-- DESCRIPTION OF THE TASK --
Could you copy each line of the listing below that has the word "chiffrés"?

-- RECORDED DATA --

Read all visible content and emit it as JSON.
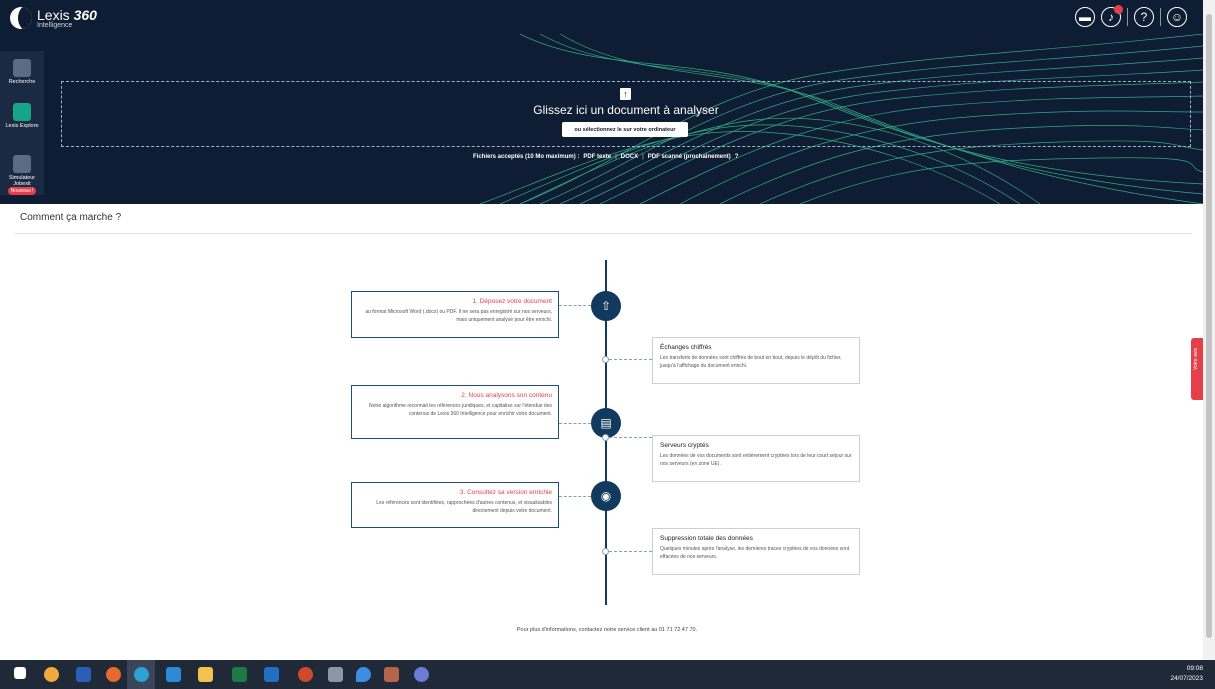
{
  "brand": {
    "name": "Lexis",
    "name_suffix": "360",
    "sub": "Intelligence"
  },
  "topbar_icons": [
    "folder-icon",
    "bell-icon",
    "help-icon",
    "user-icon"
  ],
  "sidebar": {
    "items": [
      {
        "label": "Recherche",
        "icon": "search-icon"
      },
      {
        "label": "Lexis Explore",
        "icon": "explore-icon"
      },
      {
        "label": "Simulateur Jobexit",
        "icon": "calculator-icon",
        "badge": "Nouveau !"
      }
    ]
  },
  "upload": {
    "title": "Glissez ici un document à analyser",
    "button": "ou sélectionnez le sur votre ordinateur",
    "accepted_label": "Fichiers acceptés (10 Mo maximum) :",
    "formats": [
      "PDF texte",
      "DOCX",
      "PDF scanné (prochainement)"
    ],
    "help": "?"
  },
  "how_it_works": {
    "title": "Comment ça marche ?",
    "steps": [
      {
        "title": "1. Déposez votre document",
        "desc": "au format Microsoft Word (.docx) ou PDF. Il ne sera pas enregistré sur nos serveurs, mais uniquement analysé pour être enrichi."
      },
      {
        "title": "2. Nous analysons son contenu",
        "desc": "Notre algorithme reconnait les références juridiques, et capitalise sur l'étendue des contenus de Lexis 360 Intelligence pour enrichir votre document."
      },
      {
        "title": "3. Consultez sa version enrichie",
        "desc": "Les références sont identifiées, rapprochées d'autres contenus, et visualisables directement depuis votre document."
      }
    ],
    "security": [
      {
        "title": "Échanges chiffrés",
        "desc": "Les transferts de données sont chiffrés de bout en bout, depuis le dépôt du fichier, jusqu'à l'affichage du document enrichi."
      },
      {
        "title": "Serveurs cryptés",
        "desc": "Les données de vos documents sont entièrement cryptées lors de leur court séjour sur nos serveurs (en zone UE)."
      },
      {
        "title": "Suppression totale des données",
        "desc": "Quelques minutes après l'analyse, les dernières traces cryptées de vos données sont effacées de nos serveurs."
      }
    ]
  },
  "footer_note": "Pour plus d'informations, contactez notre service client au 01 71 72 47 70.",
  "feedback_tab": "Votre avis",
  "taskbar": {
    "time": "09:08",
    "date": "24/07/2023"
  },
  "colors": {
    "navy": "#0e1d33",
    "accent_red": "#e53f4a",
    "timeline": "#123a5e",
    "wave_green": "#3fd8a0"
  }
}
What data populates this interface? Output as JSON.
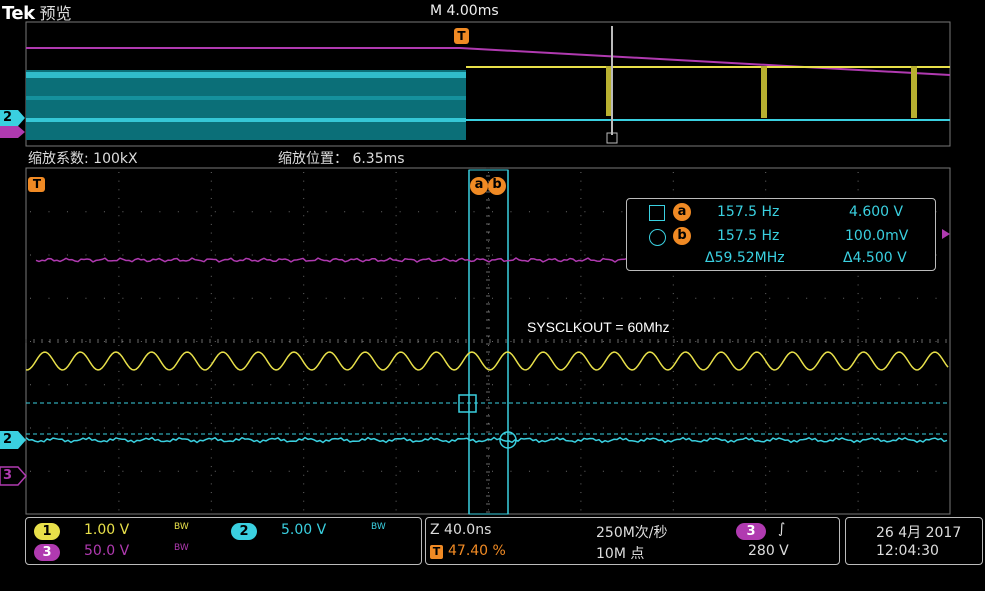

-- RESULT --
        "title": "Échanges chiffrés",
        "desc": "Les transferts de données sont chiffrés de bout en bout, depuis le dépôt du fichier, jusqu'à l'affichage du document enrichi."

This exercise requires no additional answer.